If, in dealing with cases of this kind, it were to be held that state and federal jurisdictions overlapped and that applications could be made to either tribunal to apply its own law, an unnecessary jumble would result. Moreover, a controversy might well be determined by the relative fleetness of foot of the party running to the county courthouse for the application of state law as against the alacrity of the other party seeking to invoke federal law in the federal court. In Bernhardt v. Polygraphic Co. of America, 1956, 350 U.S. 198, 203, 207, 208, 76 S. Ct. 273, 100 L. Ed. 199, the Supreme Court in the obverse of the case at bar, to avoid forum shopping, held that for the purposes of federal-state relations in diversity cases, the remedy by arbitration was substantive and not procedural and state law applied. Congress did not mean to preclude state courts from hearing cases like the one now before this court (see Note: 60 Har.L.Rev. 509, 1957); but when they do so, they are required to apply federal rather than state law.
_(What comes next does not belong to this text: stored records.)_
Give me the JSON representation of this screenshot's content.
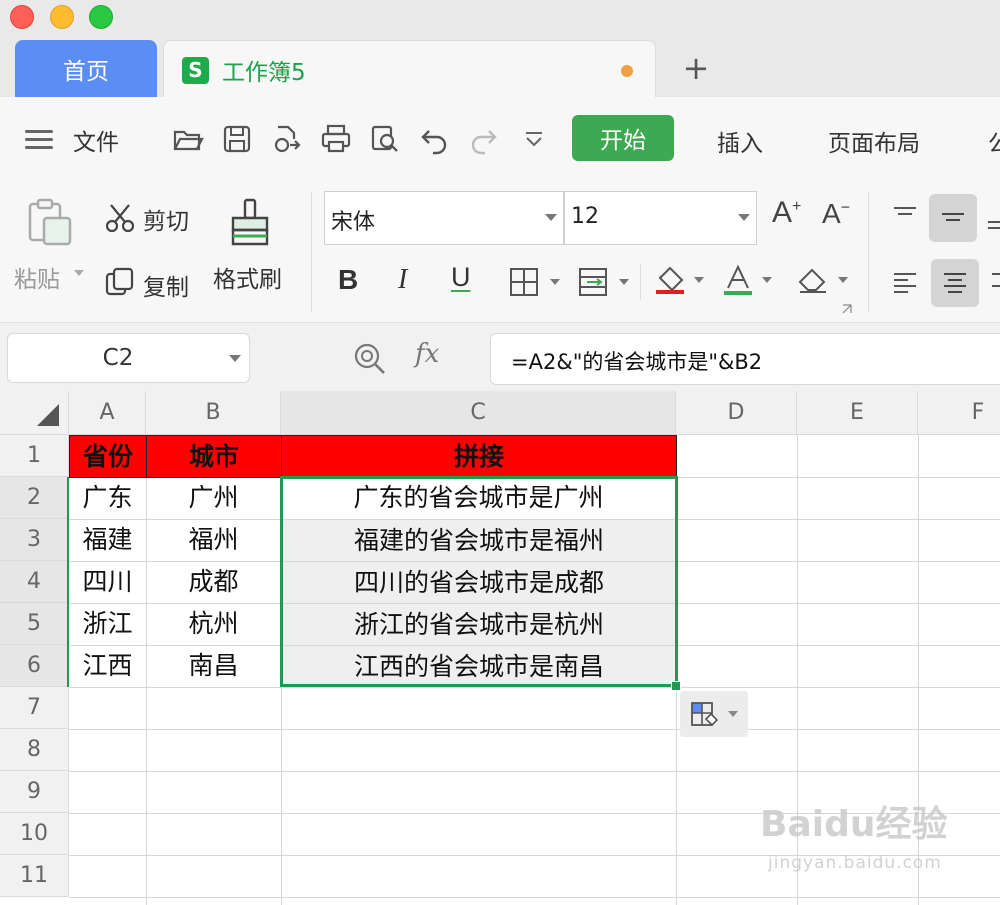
{
  "tabs": {
    "home": "首页",
    "doc_icon": "S",
    "doc_title": "工作簿5",
    "add": "+"
  },
  "menu": {
    "file": "文件",
    "start": "开始",
    "insert": "插入",
    "page_layout": "页面布局",
    "overflow": "公"
  },
  "ribbon": {
    "paste": "粘贴",
    "cut": "剪切",
    "copy": "复制",
    "format_painter": "格式刷",
    "font_name": "宋体",
    "font_size": "12",
    "bold": "B",
    "italic": "I",
    "underline": "U",
    "font_increase": "A",
    "font_decrease": "A"
  },
  "formula_bar": {
    "name_box": "C2",
    "fx": "fx",
    "formula": "=A2&\"的省会城市是\"&B2"
  },
  "sheet": {
    "columns": [
      "A",
      "B",
      "C",
      "D",
      "E",
      "F"
    ],
    "rows": [
      "1",
      "2",
      "3",
      "4",
      "5",
      "6",
      "7",
      "8",
      "9",
      "10",
      "11"
    ],
    "header": {
      "A": "省份",
      "B": "城市",
      "C": "拼接"
    },
    "data": [
      {
        "A": "广东",
        "B": "广州",
        "C": "广东的省会城市是广州"
      },
      {
        "A": "福建",
        "B": "福州",
        "C": "福建的省会城市是福州"
      },
      {
        "A": "四川",
        "B": "成都",
        "C": "四川的省会城市是成都"
      },
      {
        "A": "浙江",
        "B": "杭州",
        "C": "浙江的省会城市是杭州"
      },
      {
        "A": "江西",
        "B": "南昌",
        "C": "江西的省会城市是南昌"
      }
    ],
    "selected_range": "C2:C6"
  },
  "watermark": {
    "brand": "Baidu经验",
    "url": "jingyan.baidu.com"
  },
  "colors": {
    "accent_green": "#3ea953",
    "home_tab_blue": "#5b8ef5",
    "header_fill": "#ff0000",
    "selection": "#1f9a52"
  }
}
Fay v. American Cystoscope Makers, Inc., D.C., 98 F. Supp. 278; McCarroll v. Los Angeles County District Council, 1957, 49 Cal. 2d 45, 315 P.2d 322, certiorari denied 1958, 355 U.S. 932, 78 S. Ct. 413, 2 L. Ed. 2d 415; Mendelsohn, Enforceability of Arbitration Agreements, 66 Yale L.J. 167 (1956); Note, 72 Har.L.Rev. 354, 366 (1958).
*107 Even though the Company may have had in mind in making its application that it was asserting a state given right, it was in reality relying upon federal law in an area in which Congress has pre-empted the field.
Thus a suit of this kind may remain in the state courts for the application of federal law if both parties are desirous of having it heard there; but either party has the power to effect a removal to the federal court.
It is concluded that the removal in the present case was proper and the motion to remand is therefore denied.